Don’t judge the brain of the Paper Wasp by its size. Their brains are less than a millionth the size of human brains; but they have evolved face-learning abilities just like humans even though the two brains are structured very differently.
In a 2008 study, paper wasps were found to recognize individuals of their species by variations in their facial markings and that they are more aggressive toward wasps with faces they do not know. They found that these wasps have long memories and base their behavior on what they remember of previous social interactions. Sort of like us seeing someone and remembering that they are a jerk or a nice guy. Or, I know that guy, he stole my wallet.
In the latest study by the same University of Michigan evolutionary biologist, wasps were trained to discriminate between two different images mounted in a T-maze. One image was displayed at each end of T. Twelve wasps were trained for 40 trials on each image. The paired images included photos of normal paper wasp faces, caterpillars, geometric patterns, and computer-altered wasp faces. A reward was always associated with one image.
The paper wasps learned to pick the correct unaltered wasp face about three-quarters of the time. Also interesting is that minor alterations such as removing a wasp’s antennae caused the subjects to perform much worse on facial recognition.
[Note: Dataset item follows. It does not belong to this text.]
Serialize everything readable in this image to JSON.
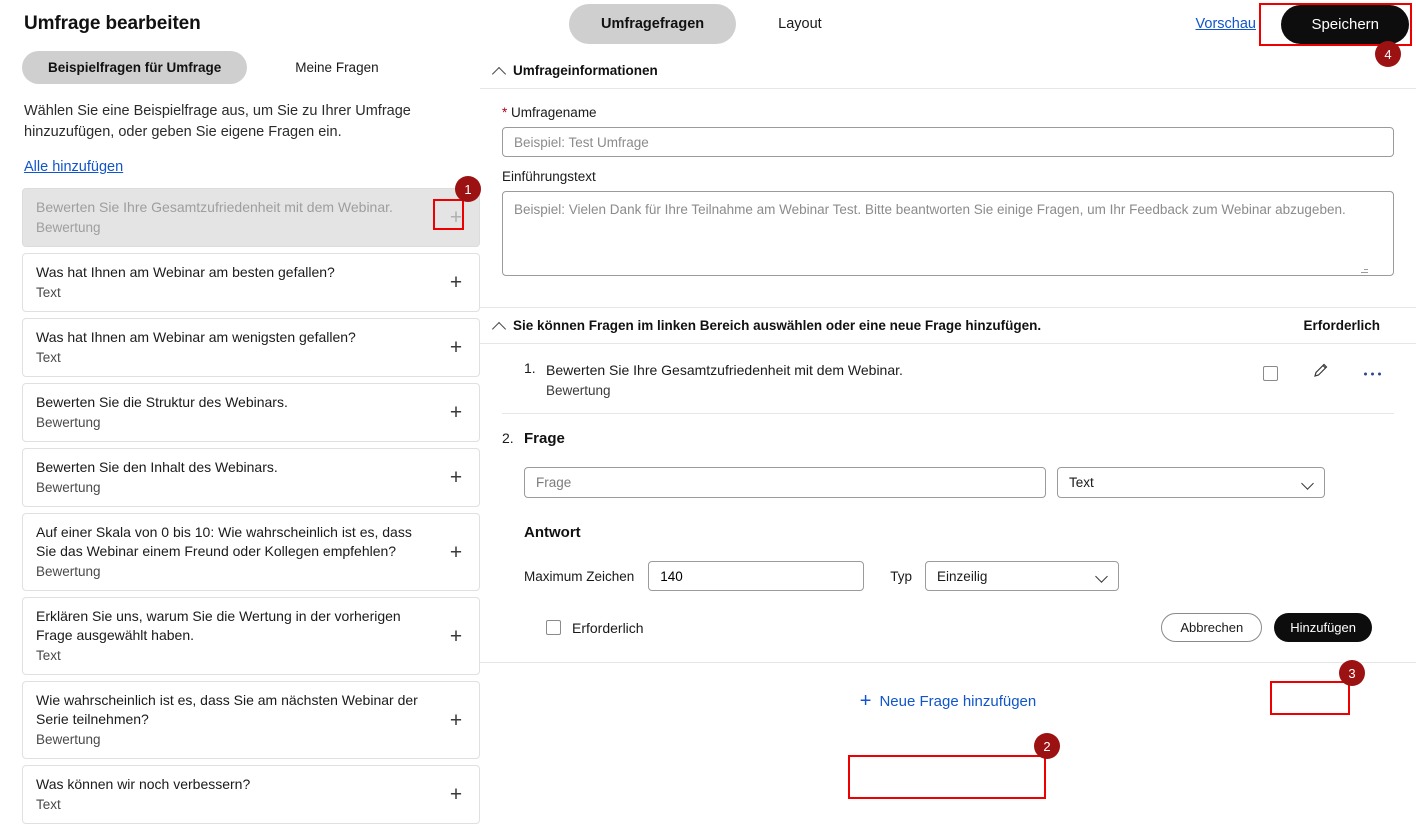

The ability to recognize individuals is important since queens establish communal nests and raise offspring cooperatively, but there is also a dominance hierarchy to consider. It helps to remember who you rank above and who you rank below. It also helps so that energy is not wasted on repeated aggressive encounters and likely enables the colony to run much more smoothly.